- ASSIGNED TASK -
Below are the records; copy each line in which "description" occurs.

[[ SUPPLIED RECORDS, beginning ]]

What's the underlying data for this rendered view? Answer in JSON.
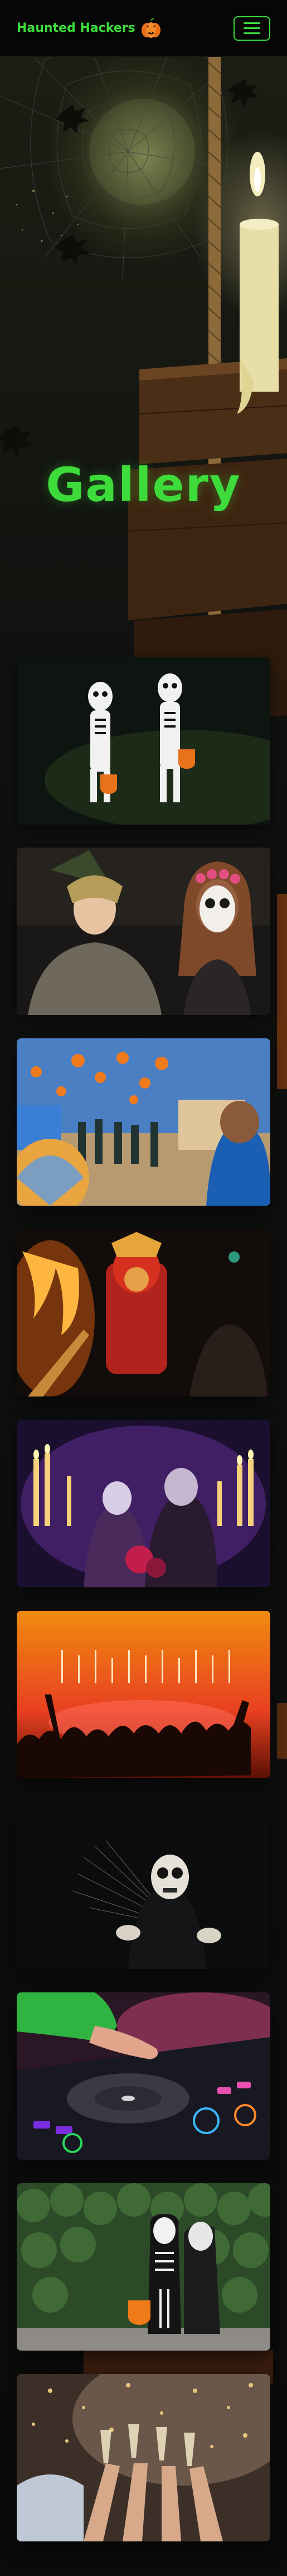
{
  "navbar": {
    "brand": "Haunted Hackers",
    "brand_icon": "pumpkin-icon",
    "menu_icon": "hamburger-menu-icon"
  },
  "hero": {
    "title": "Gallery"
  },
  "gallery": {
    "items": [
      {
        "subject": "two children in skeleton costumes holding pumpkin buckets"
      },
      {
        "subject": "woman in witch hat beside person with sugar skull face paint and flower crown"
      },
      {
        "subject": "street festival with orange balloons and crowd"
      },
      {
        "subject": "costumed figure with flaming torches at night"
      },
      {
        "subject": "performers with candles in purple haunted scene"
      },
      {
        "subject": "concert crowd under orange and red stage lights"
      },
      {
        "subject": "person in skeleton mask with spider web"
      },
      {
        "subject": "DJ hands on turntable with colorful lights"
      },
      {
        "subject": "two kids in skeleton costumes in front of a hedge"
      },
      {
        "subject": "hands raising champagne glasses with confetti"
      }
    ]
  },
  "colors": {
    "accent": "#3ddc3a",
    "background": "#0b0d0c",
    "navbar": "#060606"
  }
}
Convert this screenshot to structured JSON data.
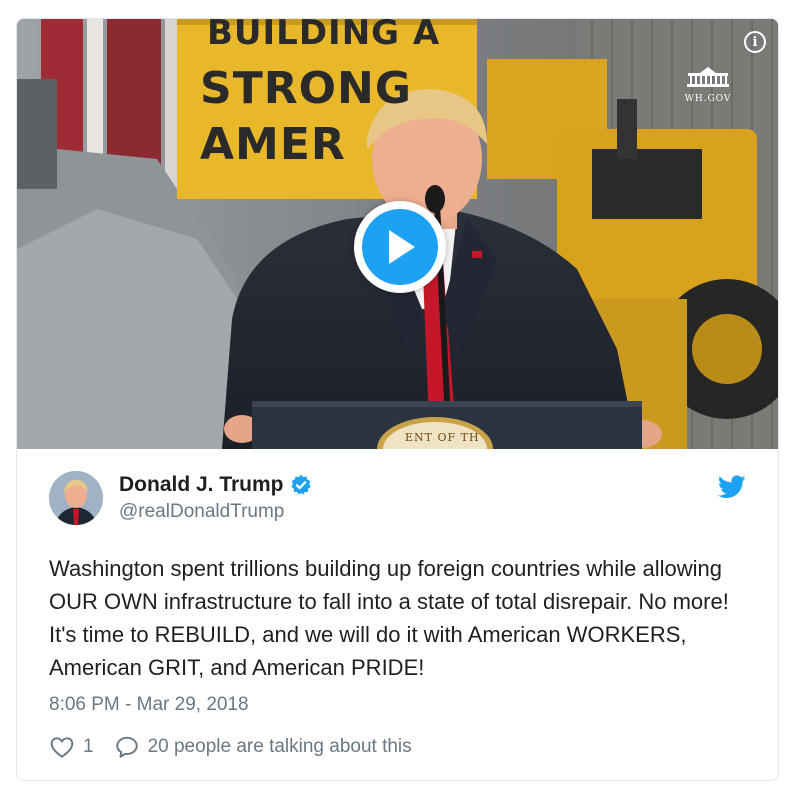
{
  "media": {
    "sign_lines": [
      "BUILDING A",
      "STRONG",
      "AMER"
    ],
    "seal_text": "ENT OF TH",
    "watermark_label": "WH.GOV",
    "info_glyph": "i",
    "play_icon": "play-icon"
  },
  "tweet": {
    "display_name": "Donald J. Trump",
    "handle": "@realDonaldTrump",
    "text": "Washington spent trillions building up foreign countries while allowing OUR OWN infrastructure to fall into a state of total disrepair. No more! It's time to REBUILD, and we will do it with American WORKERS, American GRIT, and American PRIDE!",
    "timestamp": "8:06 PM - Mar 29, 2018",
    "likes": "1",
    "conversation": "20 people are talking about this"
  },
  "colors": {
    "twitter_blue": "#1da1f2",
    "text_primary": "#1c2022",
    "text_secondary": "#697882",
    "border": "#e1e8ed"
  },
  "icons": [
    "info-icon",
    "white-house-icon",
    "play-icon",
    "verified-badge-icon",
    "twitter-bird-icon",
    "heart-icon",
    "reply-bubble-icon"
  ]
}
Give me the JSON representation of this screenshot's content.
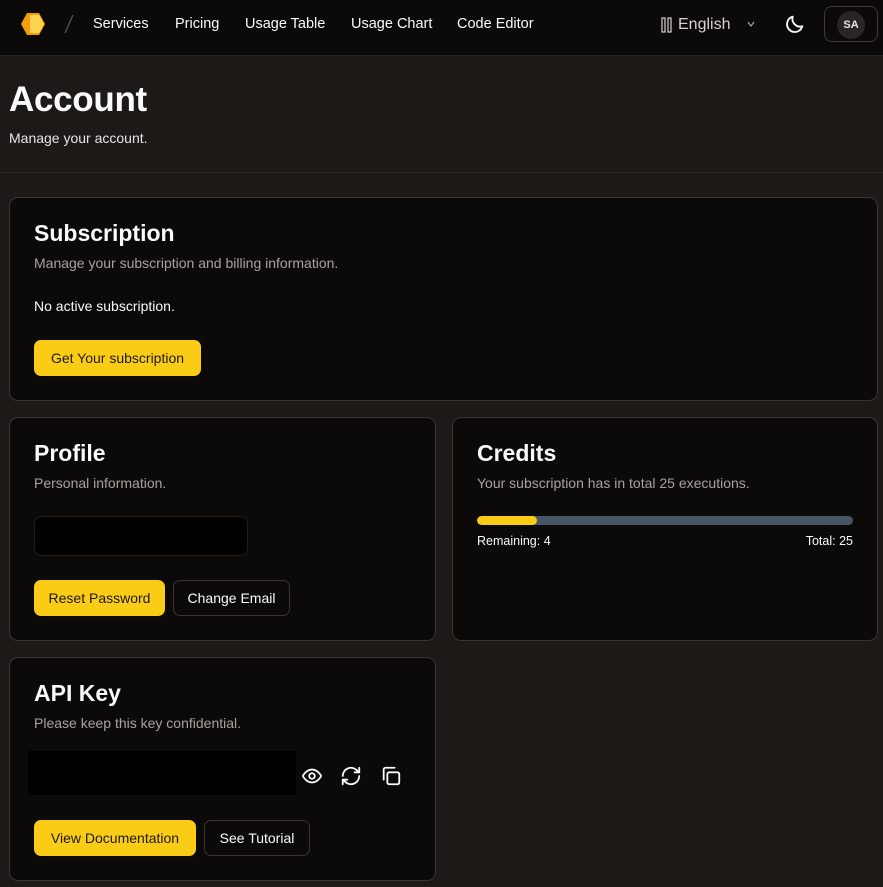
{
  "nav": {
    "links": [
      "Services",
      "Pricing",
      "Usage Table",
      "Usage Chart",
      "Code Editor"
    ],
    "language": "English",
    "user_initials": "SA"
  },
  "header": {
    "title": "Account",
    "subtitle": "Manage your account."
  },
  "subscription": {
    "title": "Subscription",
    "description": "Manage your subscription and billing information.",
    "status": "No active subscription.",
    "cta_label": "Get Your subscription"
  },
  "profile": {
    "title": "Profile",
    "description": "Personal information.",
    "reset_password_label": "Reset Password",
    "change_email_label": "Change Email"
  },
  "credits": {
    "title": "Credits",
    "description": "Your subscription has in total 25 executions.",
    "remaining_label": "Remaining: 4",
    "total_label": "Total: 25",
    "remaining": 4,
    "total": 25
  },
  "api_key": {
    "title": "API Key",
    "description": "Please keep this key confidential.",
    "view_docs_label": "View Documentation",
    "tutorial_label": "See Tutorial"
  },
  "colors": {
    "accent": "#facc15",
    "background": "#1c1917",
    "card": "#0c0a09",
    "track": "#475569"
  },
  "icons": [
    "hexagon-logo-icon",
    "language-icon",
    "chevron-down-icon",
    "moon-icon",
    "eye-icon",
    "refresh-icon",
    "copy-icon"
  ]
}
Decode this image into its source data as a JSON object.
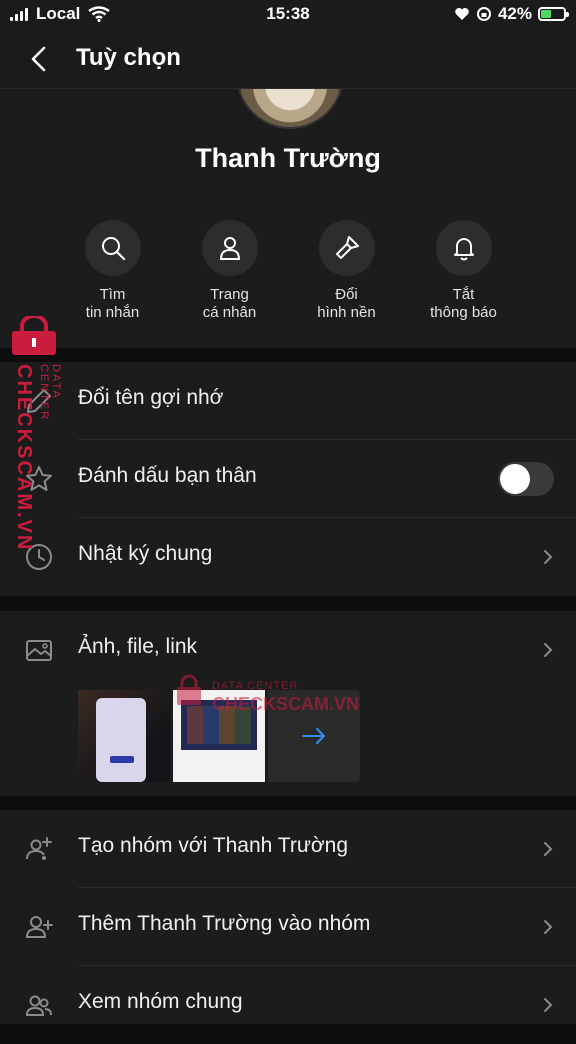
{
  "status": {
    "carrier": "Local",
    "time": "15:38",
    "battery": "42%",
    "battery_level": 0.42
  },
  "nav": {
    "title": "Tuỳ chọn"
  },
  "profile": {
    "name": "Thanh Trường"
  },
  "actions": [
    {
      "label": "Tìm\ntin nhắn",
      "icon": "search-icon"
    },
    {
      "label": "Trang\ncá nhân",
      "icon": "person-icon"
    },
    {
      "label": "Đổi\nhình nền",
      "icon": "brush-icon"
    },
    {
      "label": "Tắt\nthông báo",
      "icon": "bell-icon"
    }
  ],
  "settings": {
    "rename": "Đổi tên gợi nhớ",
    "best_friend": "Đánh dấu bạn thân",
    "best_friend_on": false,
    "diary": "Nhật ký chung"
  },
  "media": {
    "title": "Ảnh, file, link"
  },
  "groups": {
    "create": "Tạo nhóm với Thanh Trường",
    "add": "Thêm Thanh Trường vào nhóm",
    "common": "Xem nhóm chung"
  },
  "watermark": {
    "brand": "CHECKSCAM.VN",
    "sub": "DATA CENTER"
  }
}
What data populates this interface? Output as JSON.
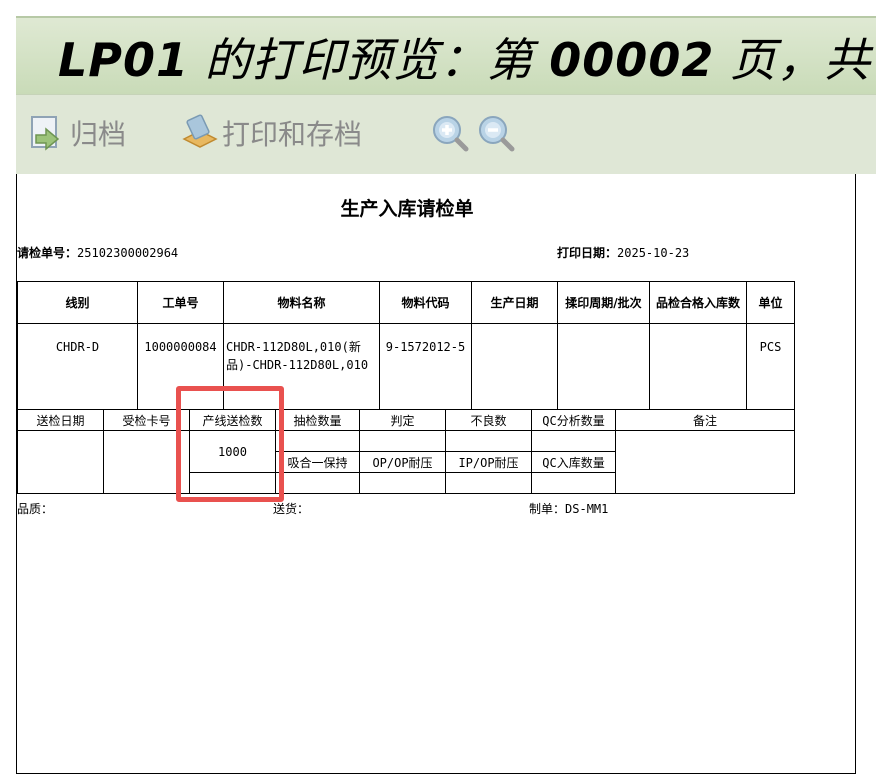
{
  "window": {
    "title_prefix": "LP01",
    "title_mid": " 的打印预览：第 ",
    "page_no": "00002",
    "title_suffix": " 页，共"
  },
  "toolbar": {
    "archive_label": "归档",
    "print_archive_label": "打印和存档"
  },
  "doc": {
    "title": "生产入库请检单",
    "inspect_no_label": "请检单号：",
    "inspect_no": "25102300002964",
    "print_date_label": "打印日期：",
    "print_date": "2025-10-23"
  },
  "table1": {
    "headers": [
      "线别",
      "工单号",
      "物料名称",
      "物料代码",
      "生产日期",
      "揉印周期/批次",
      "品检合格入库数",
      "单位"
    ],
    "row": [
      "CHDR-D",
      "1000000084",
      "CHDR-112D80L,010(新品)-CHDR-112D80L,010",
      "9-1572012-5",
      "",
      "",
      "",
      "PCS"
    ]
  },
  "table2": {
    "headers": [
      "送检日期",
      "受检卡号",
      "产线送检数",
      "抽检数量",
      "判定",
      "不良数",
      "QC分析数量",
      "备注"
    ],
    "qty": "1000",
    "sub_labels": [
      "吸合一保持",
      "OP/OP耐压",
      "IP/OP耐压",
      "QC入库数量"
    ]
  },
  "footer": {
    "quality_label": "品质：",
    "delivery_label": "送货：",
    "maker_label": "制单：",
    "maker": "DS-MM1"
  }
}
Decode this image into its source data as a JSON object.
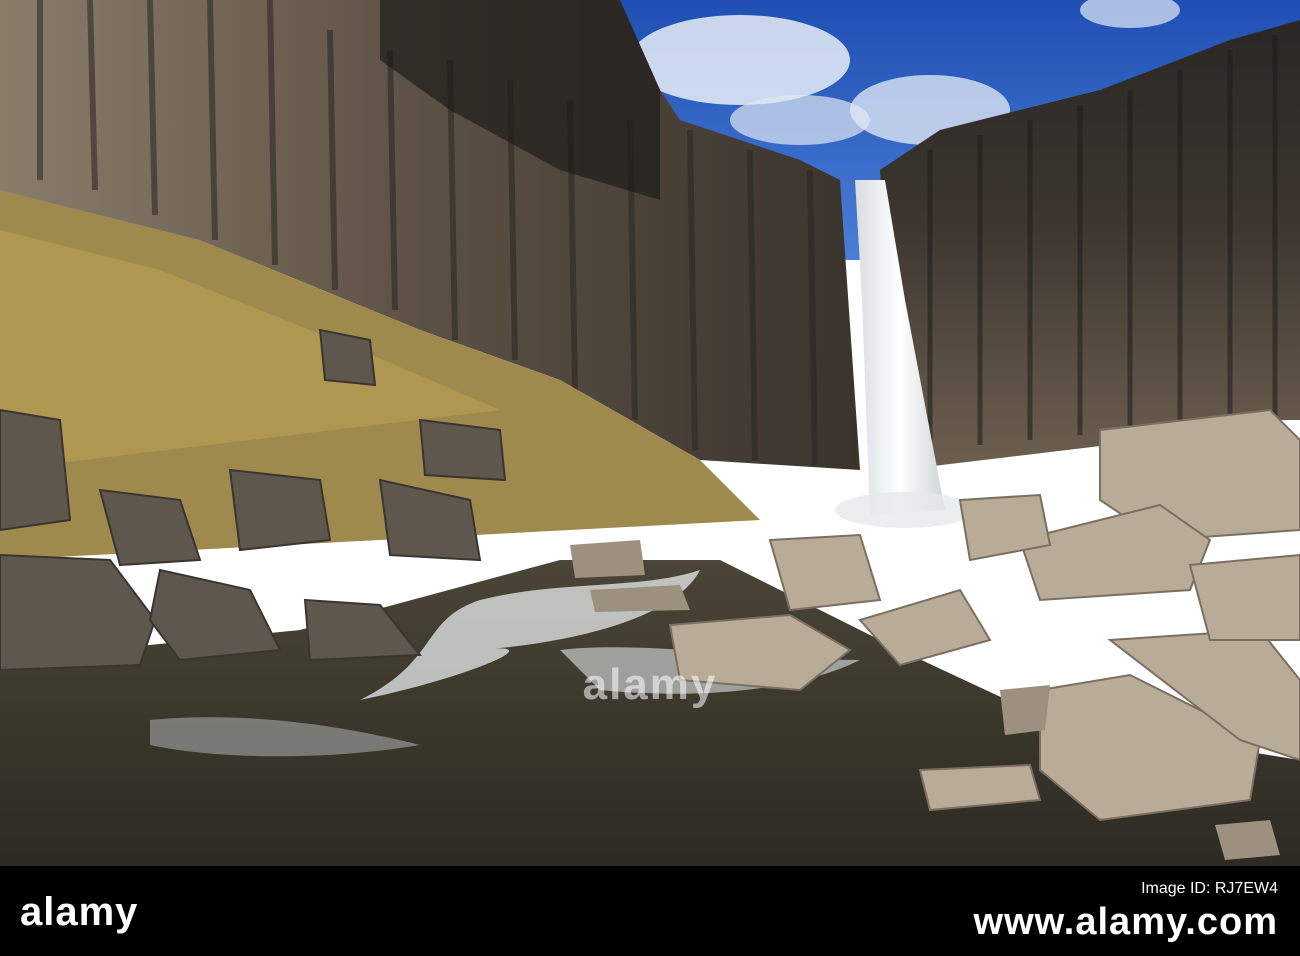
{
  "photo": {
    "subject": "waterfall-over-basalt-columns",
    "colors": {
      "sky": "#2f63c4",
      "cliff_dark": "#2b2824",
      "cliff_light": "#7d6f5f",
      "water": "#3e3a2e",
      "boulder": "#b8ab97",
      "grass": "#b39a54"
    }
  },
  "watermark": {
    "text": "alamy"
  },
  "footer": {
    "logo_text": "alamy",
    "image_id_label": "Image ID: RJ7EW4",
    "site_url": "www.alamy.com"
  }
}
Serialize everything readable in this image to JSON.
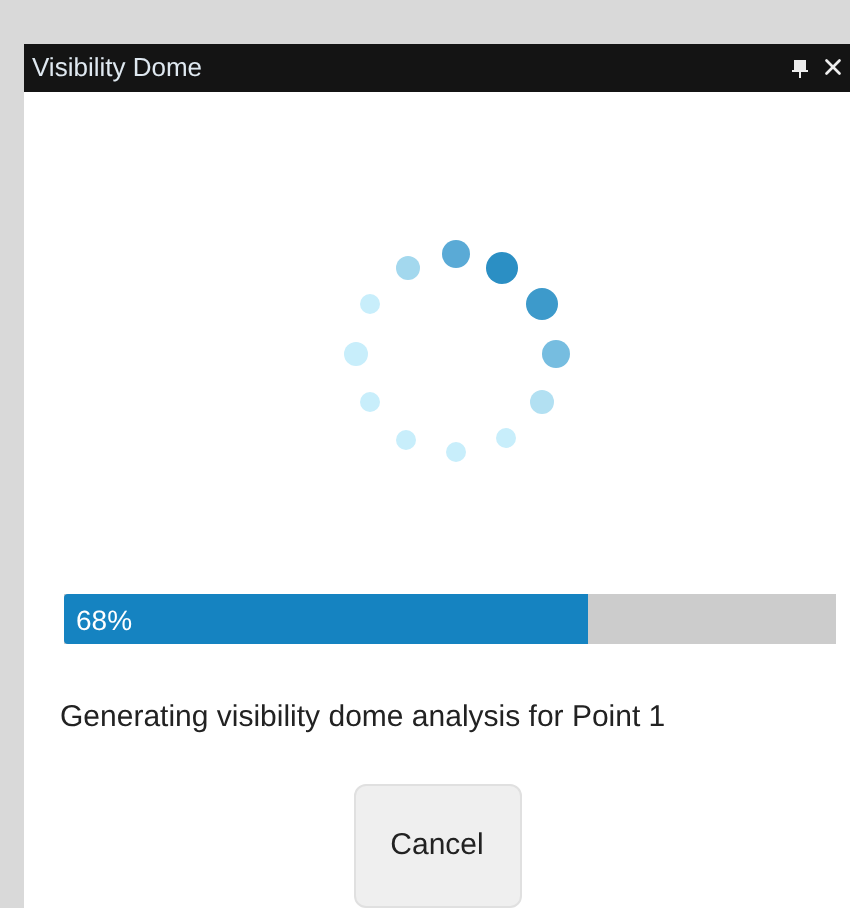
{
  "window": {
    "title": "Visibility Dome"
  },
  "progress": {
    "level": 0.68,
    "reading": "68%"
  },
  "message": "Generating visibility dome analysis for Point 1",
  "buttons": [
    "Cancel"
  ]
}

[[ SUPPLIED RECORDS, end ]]

- FINISHED EXERCISE -
    "description": "Manage your subscription and billing information.",
    "description": "Personal information.",
    "description": "Your subscription has in total 25 executions.",
    "description": "Please keep this key confidential.",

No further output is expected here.